For intensive livestock systems, the priorities include: investment in R&D along the complete food chain to strike a balance between increasing production and reducing environmental harm, including food losses and waste; the expansion of precision livestock farming; action to reduce the prophylactic use of antibiotics in animal care and to improve animal welfare; policies to reduce the environmental impact of intensive systems including systems that promote more recycling of animal waste to promote efficiency and reduce the harm caused by unbalanced nutrient cycles (too much depletion where the feed crops are grown and too much addition where livestock are raised and fed); and increase the sustainable production of feed while improving the ratio of feed to animal conversion. . . .
The following recommendations have been elaborated building upon the main findings of the report on Sustainable agricultural development for food security and nutrition: what roles for livestock? They aim to strengthen the contributions of the livestock sector to sustainable agricultural development (SAD) for food security and nutrition (FSN). They are directed at different categories of stakeholders as appropriate: states, intergovernmental organizations (IGOs), the private sector and civil society organizations, and other stakeholders. They should:
- Elaborate context-specific pathways to sustainable agricultural development for food security and nutrition
- Strengthen integration of livestock in national sustainable agricultural development strategies
- Foster coherence between sectoral policies and programs
- Develop gender-sensitive livestock policies and interventions
- Better integrate sustainable agricultural development issues for food security and nutrition in trade policies

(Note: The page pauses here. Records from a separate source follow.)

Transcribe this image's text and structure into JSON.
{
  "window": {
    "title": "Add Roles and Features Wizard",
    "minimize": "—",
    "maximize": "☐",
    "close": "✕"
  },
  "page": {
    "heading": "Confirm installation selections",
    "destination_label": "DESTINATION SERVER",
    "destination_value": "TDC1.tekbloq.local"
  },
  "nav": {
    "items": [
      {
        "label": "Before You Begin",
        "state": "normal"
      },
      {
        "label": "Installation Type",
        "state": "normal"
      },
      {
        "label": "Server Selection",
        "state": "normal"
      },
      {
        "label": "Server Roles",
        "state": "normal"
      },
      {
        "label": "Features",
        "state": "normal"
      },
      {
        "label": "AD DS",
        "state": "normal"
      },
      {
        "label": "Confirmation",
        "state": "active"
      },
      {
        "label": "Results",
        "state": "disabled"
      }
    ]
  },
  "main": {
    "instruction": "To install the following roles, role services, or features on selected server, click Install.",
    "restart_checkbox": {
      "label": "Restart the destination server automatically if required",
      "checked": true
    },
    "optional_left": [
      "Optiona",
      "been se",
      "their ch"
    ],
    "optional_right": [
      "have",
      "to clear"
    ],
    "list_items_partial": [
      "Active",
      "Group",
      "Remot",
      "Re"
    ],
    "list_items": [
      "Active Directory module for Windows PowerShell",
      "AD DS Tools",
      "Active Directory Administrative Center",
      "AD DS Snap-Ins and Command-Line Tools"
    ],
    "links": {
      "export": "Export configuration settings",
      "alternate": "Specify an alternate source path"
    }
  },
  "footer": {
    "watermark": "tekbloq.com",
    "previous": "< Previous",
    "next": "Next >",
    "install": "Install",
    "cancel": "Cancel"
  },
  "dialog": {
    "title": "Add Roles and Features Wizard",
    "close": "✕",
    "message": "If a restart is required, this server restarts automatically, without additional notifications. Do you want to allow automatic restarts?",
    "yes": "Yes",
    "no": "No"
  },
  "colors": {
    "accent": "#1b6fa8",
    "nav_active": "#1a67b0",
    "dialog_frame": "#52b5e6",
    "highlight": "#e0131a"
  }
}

- Limit and manage excess price volatility
- Protect, preserve and facilitate the sharing of livestock genetic resources
- Improve surveillance and control of livestock diseases
- Promote research and development
- Review and improve indicators and methodology and identify data gaps
Recommendations related to specific livestock systems:
- Recognize the importance of smallholder mixed farming systems for food security and nutrition and support them
- Recognize and support the unique role of pastoral systems
- Promote the sustainability of commercial grazing systems
- Address the specific challenges of intensive livestock systems
Read the whole report:
HLPE. 2016. Sustainable agricultural development for food security and nutrition: What roles for livestock? A report by the High Level Panel of Experts on Food Security and Nutrition of the Committee on World Food Security, Rome, 139 pp.
Read the report’s Summary and Recommendations, 12 pp.
Read related recent news:
Balancing the plate: Jimmy Smith opens ‘Private Sector Mechanism Partnerships Forum on Livestock’, ILRI News blog, 6 Jul 2016.
Jimmy Smith’s address to UK parliamentary group on the potential of livestock for development, ILRI News blog, 4 Jul 2016.
Reblogged this on Dr. B. A. Usman's Blog.